Paley-Wiener theorem for a sector $\{\zeta:-\epsilon<\arg(\zeta)<\pi+\epsilon\}$

One of the variations of the Paley-Wiener theorem yields: If $f\in L^2(\mathbb R_+)$, then the Fourier transform $F$, defined by $$F(\zeta)=\int_0^\infty f(x)e^{ix\zeta}dx$$ is a holomorphic function in the upper half-plane $\{\zeta:0<\arg(\zeta)<\pi\}$.

What I'd like to state is that there exists $\epsilon>0$ such that the function $F$ is analytic in the sector $S_\epsilon=\{\zeta:-\epsilon<\arg(\zeta)<\pi+\epsilon\}$.

Is there any restrictions, I can make on $f$ in order to say that $F$ is holomorphic in $S_\epsilon$ for some $\epsilon>0$?

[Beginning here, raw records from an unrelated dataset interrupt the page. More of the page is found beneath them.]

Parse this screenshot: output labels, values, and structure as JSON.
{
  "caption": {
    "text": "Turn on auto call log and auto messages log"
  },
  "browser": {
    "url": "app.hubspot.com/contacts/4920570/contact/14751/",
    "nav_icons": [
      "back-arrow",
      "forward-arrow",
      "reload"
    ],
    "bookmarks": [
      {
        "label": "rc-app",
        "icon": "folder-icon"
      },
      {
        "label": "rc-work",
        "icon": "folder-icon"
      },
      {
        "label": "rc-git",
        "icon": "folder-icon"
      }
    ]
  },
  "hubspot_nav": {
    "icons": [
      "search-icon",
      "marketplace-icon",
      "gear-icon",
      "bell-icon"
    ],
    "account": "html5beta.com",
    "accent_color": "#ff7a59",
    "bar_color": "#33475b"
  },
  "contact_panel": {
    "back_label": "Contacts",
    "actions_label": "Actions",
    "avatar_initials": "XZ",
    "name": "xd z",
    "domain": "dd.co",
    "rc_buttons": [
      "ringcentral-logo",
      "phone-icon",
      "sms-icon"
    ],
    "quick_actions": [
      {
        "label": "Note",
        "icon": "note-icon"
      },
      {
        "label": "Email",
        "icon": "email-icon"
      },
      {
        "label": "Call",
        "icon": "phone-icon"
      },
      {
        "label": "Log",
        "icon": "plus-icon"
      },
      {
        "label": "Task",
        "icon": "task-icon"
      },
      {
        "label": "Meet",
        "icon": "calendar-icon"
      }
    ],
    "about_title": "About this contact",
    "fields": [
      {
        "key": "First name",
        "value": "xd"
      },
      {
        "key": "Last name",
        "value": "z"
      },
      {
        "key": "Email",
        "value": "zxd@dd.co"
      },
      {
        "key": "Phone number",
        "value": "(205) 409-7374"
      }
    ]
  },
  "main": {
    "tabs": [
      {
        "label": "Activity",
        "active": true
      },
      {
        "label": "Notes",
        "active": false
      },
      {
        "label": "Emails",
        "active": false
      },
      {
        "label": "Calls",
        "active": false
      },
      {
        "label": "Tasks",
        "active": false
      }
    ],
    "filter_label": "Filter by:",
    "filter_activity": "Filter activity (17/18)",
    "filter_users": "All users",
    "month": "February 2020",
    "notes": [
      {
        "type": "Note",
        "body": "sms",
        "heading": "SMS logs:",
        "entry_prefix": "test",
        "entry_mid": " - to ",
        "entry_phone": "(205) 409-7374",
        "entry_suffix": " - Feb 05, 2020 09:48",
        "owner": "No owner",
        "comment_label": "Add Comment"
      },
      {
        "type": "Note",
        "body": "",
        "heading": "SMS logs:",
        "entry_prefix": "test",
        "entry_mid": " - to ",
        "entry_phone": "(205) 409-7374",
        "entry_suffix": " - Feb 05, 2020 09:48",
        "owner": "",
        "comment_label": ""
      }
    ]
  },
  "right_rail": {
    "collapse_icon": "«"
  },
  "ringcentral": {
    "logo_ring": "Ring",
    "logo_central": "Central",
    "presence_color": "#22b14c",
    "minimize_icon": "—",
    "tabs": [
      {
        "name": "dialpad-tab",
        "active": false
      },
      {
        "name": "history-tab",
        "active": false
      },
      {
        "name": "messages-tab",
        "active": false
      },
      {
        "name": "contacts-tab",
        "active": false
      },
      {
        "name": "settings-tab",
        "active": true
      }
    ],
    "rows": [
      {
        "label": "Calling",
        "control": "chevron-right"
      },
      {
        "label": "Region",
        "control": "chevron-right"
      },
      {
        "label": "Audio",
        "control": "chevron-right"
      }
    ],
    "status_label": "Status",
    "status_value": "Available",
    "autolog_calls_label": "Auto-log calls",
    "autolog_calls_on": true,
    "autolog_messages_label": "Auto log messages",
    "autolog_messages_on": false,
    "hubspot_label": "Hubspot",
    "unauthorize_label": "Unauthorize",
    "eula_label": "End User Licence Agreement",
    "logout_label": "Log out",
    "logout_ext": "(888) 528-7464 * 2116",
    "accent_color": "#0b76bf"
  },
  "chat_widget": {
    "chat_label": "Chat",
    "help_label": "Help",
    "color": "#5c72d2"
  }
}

If $f$ is supported on $[-N,N]$, then the other Paley-Wiener theorem says $F(\zeta) = \int_{-N}^N f(z)\; e^{ix\zeta}\; dx$ is an entire function. So that's certainly one restriction you can put on.
An obstruction to the kind of conclusion you want: if $f(x) = \exp(-bx)$ with $\text{Re}(b) > 0$, then $\int_0^\infty f(x)e^{ix\zeta}\; dx$ diverges for $\text{Im}(\zeta) = - \text{Re}(b)$, with a pole at $\zeta = -ib$, so even if you allow analytic continuation rather than requiring convergence of the integral, these functions can't satisfy your property if $\text{Im}(b)/\text{Re}(b)$ is large enough.
• Thank you for the comment. I like your example but if the analytic continuation of $\int_0^\infty f(x)e^{ix\zeta}dx$ has only one pole at $\zeta=-ib$ then I can always find $\epsilon>0$ small enough so that it is holomorphic in $S_\epsilon$. What I am worried about is the case when $F(\zeta)$ has infinitely many poles. For instance, $F(\zeta)=\tan(\zeta+i)$ – Aleksandr Aug 14 '14 at 0:58